I have been several calls in regards to leaffooted plant bug (Leptoglossus clypealis and L. occidentalis). Damage has been reported from various areas of the county, with significant damage observed within some blocks.
Leaffoted plant bugs get their name from the leaflike features found on the back legs of the large nymphs and adults. Adults are about 1 inch long and have a yellow or white zigzag line across their back. Females lay eggs in strands which are often found on the sides of almonds or pistachios.
Prior to shell hardening, leaffooted plant bug feeding will cause nut drop by killing the embryo. Feeding may also cause the nut to gum internally, resulting in gumming on the shell. After the shell hardens, leaffooted bug feeding can still cause black spots on the kernel or wrinkled, misshapen nutmeats. Damage from leaffooted plant bug feeding from various times of the year can be seen here. Fritz, Sonora, Aldrich, and Monterey appear to be more susceptible to bug damage for a longer period during the season.

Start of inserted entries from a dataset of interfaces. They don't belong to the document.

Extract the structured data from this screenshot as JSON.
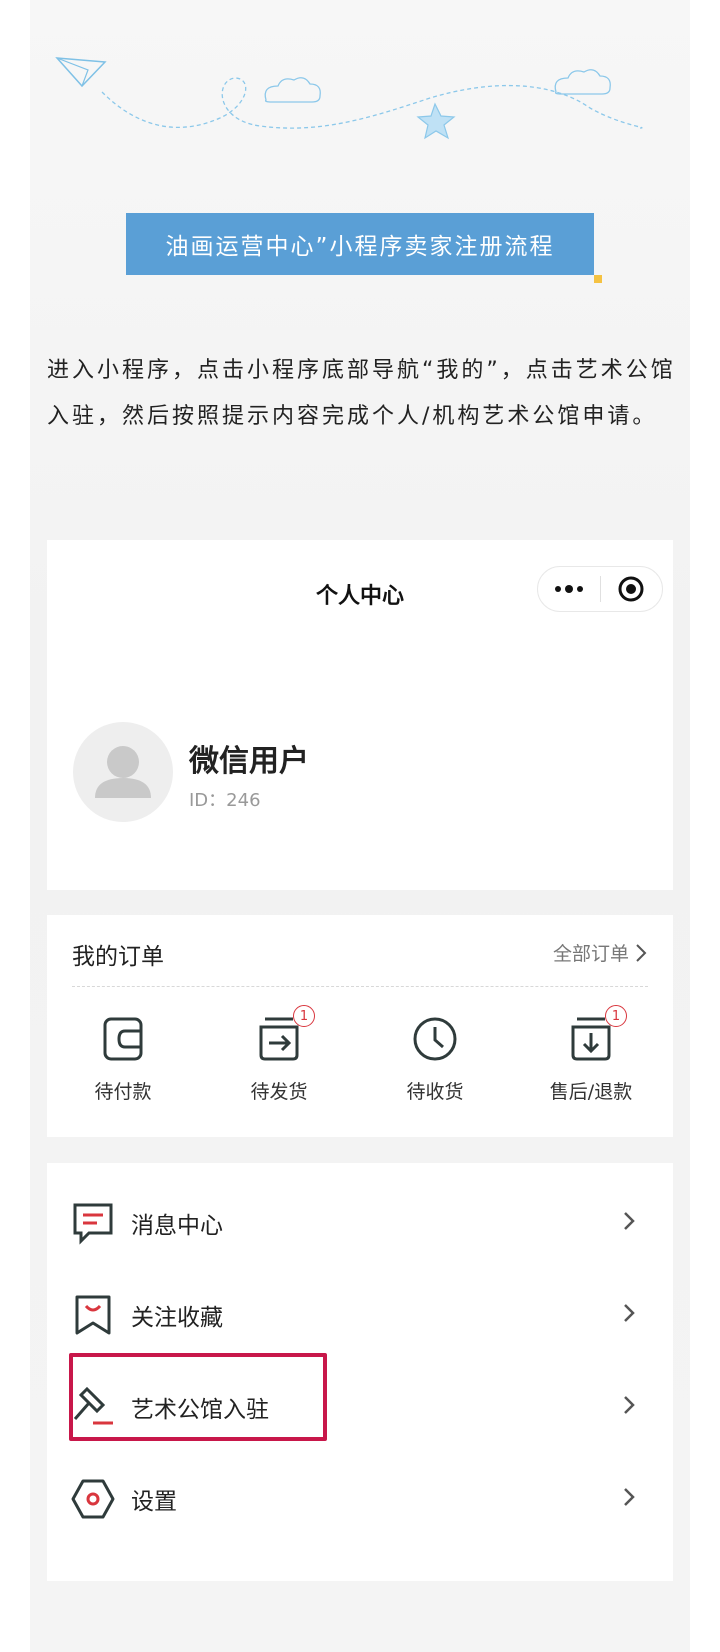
{
  "header": {
    "title": "油画运营中心”小程序卖家注册流程"
  },
  "intro": {
    "text": "进入小程序，点击小程序底部导航“我的”，点击艺术公馆入驻，然后按照提示内容完成个人/机构艺术公馆申请。"
  },
  "profile": {
    "nav_title": "个人中心",
    "more_icon": "more-dots-icon",
    "close_icon": "target-circle-icon",
    "username": "微信用户",
    "user_id": "ID：246"
  },
  "orders": {
    "title": "我的订单",
    "all_label": "全部订单",
    "items": [
      {
        "label": "待付款",
        "icon": "wallet-icon",
        "badge": ""
      },
      {
        "label": "待发货",
        "icon": "ship-out-icon",
        "badge": "1"
      },
      {
        "label": "待收货",
        "icon": "clock-icon",
        "badge": ""
      },
      {
        "label": "售后/退款",
        "icon": "refund-icon",
        "badge": "1"
      }
    ]
  },
  "menu": {
    "items": [
      {
        "label": "消息中心",
        "icon": "message-icon"
      },
      {
        "label": "关注收藏",
        "icon": "favorite-bookmark-icon"
      },
      {
        "label": "艺术公馆入驻",
        "icon": "gavel-icon"
      },
      {
        "label": "设置",
        "icon": "settings-hexagon-icon"
      }
    ]
  },
  "colors": {
    "title_bar": "#5a9fd6",
    "highlight": "#c8174a",
    "badge": "#d9363e",
    "icon_dark": "#2f3b3b",
    "icon_accent": "#d9363e"
  }
}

Treatment thresholds have not been developed for this pest in almonds, but low numbers of bugs can cause substantial damage. Treatment should be considered if bugs are found and if damage has occurred, especially if early in the growing season (April – May). Basing treatments off of observation of symptoms, however, usually means a 7-10 day lag time between when feeding takes place and when nut drop occurs. Research is needed to determine a predictive tool for preventative leaffooted plant bug treatments. Although anecdotal, leaffooted plant bug damage seems to be worse within Merced County in years of low winter rainfall. Perhaps migrating populations move earlier into the almond crop, which causes increase crop loss.
Control treatments consist of using broad spectrum insecticides (pyrethroids, neonicotinoids, and organophosphates) and target the overwintering adults that have migrated into the orchard in April or May. These treatments will often disrupt biological control agents of spider mites, and the inclusion of a miticide should be considered. Since the treatments are made after the damage has occurred it is unknown how effective these sprays are in controlling the insects. After June, damage usually decreases due to decreased population of adults, and the inability of nymphs to penetrate the hull due to mouthparts that are too small to feed on the kernel.
More information can be found at the UC IPM Website.